Enhance “grocery store flowers”: Bundles of orange and yellow chrysanthemums can be purchased from most local grocery stores for less than $10. Enhance them with other foraged natural elements or store-bought items for a unique and affordable look.
Think in pieces: Create a centerpiece using individual elements, such as candles or flower-filled mason jars. When your event is over, dismantle the centerpiece for individual items your guests can take home.
Let your linens shine: Keep your tabletop simple and use a richly colored linen on your table, such as a deep purple, along with orangey-red roses. Or go modern using a patterned linen with square white dishes and clear stemware.
Flowers really do make a difference: In 2005, Rutgers University researchers Jeannette Haviland-Jones and husband Terry McGuire performed several double-blind studies involving presenting participants with one of three gifts — a decorative candle, a fruit basket and a floral bouquet. In every case, the recipients responded to the flowers with what is clinically described as a “true smile.” Neither the candle nor the fruit elicited the same positive response.
Take a class
Tricia Hewitt is teaching an “Autumn Floral Clinic” through Willamalane Park and Recreation District from 6:30 p.m. to 8:30 p.m. Nov. 17 and Nov. 24 at Thurston Flowers, 5892 Main Street #7, Springfield. Students will create a seasonal grapevine wreath for a home’s entryway and a centerpiece for Thanksgiving using fresh flowers and permanent botanicals. Cost is $18 for in-district residents, $22 for out-of-district residents; register at willamalane.org.

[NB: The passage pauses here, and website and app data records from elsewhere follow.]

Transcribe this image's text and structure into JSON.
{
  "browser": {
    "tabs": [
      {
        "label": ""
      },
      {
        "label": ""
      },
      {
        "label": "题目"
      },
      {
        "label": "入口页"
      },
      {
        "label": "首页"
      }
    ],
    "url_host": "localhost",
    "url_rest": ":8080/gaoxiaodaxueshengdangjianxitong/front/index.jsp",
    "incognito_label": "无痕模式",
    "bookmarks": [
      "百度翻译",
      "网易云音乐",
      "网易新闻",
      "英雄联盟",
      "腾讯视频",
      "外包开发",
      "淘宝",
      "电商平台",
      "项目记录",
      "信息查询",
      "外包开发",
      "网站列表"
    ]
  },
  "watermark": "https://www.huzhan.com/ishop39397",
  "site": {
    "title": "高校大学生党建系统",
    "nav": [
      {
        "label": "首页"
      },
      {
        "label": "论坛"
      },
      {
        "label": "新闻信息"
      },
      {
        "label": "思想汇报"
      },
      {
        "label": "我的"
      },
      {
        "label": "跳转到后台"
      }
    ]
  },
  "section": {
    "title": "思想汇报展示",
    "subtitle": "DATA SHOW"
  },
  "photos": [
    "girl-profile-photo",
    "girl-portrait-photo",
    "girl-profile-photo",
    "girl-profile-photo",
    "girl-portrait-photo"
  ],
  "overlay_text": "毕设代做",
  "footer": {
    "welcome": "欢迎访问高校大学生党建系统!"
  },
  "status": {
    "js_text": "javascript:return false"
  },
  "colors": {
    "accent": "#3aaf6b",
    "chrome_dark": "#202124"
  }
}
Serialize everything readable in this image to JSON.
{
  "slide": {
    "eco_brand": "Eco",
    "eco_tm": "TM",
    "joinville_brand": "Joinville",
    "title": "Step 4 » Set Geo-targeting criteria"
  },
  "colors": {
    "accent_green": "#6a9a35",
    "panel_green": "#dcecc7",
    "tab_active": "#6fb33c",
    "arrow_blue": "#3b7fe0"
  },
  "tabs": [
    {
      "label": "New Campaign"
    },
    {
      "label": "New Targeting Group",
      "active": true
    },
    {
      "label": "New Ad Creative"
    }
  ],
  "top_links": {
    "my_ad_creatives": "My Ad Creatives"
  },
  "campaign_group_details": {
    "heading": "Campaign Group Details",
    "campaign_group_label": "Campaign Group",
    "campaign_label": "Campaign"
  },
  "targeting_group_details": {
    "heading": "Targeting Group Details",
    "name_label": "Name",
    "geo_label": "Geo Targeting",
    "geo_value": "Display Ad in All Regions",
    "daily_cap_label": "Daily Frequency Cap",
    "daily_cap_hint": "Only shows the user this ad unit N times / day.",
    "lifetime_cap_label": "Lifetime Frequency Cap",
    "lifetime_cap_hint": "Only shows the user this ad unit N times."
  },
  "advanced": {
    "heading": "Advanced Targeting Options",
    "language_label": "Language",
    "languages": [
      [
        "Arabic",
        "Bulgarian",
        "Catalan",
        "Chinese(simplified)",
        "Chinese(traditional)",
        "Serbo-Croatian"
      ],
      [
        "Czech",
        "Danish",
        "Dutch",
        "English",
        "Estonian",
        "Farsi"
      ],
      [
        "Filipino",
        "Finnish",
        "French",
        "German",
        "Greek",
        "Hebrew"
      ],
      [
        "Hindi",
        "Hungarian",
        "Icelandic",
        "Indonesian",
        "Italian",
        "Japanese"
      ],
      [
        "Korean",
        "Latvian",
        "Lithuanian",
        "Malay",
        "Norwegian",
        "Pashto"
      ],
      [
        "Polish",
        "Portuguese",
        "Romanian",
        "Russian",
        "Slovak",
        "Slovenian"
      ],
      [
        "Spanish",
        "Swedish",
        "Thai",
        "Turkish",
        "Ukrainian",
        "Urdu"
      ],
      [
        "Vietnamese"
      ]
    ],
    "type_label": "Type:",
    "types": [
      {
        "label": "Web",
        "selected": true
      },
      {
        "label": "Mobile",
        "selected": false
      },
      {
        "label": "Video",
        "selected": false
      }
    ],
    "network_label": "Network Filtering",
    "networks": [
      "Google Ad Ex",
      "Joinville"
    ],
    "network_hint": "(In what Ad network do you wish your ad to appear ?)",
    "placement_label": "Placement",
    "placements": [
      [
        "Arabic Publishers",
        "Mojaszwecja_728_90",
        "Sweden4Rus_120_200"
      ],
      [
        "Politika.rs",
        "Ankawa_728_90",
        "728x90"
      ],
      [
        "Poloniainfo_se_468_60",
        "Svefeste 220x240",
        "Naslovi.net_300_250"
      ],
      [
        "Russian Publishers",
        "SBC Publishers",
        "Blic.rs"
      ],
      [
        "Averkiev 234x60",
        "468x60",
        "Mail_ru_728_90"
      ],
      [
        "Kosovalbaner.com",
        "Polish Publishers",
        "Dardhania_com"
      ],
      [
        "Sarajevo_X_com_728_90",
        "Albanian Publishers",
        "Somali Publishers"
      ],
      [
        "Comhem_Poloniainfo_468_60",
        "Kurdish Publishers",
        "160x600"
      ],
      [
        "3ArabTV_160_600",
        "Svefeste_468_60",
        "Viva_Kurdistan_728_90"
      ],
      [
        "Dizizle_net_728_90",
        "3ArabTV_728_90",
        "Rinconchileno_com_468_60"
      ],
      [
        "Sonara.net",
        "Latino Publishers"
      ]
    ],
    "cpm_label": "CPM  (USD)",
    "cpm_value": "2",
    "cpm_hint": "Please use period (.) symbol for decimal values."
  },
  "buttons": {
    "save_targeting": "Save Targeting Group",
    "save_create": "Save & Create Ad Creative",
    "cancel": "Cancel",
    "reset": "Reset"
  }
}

Shannon Kilduff will teach a class about party planning in January 2015 through Willamalane Park and Recreation District. Students will plan a timeline for their event, whether it’s an intimate dinner party or a large celebration. At the end of the three-week class, students will create a tablescape for their event; willamalane.org.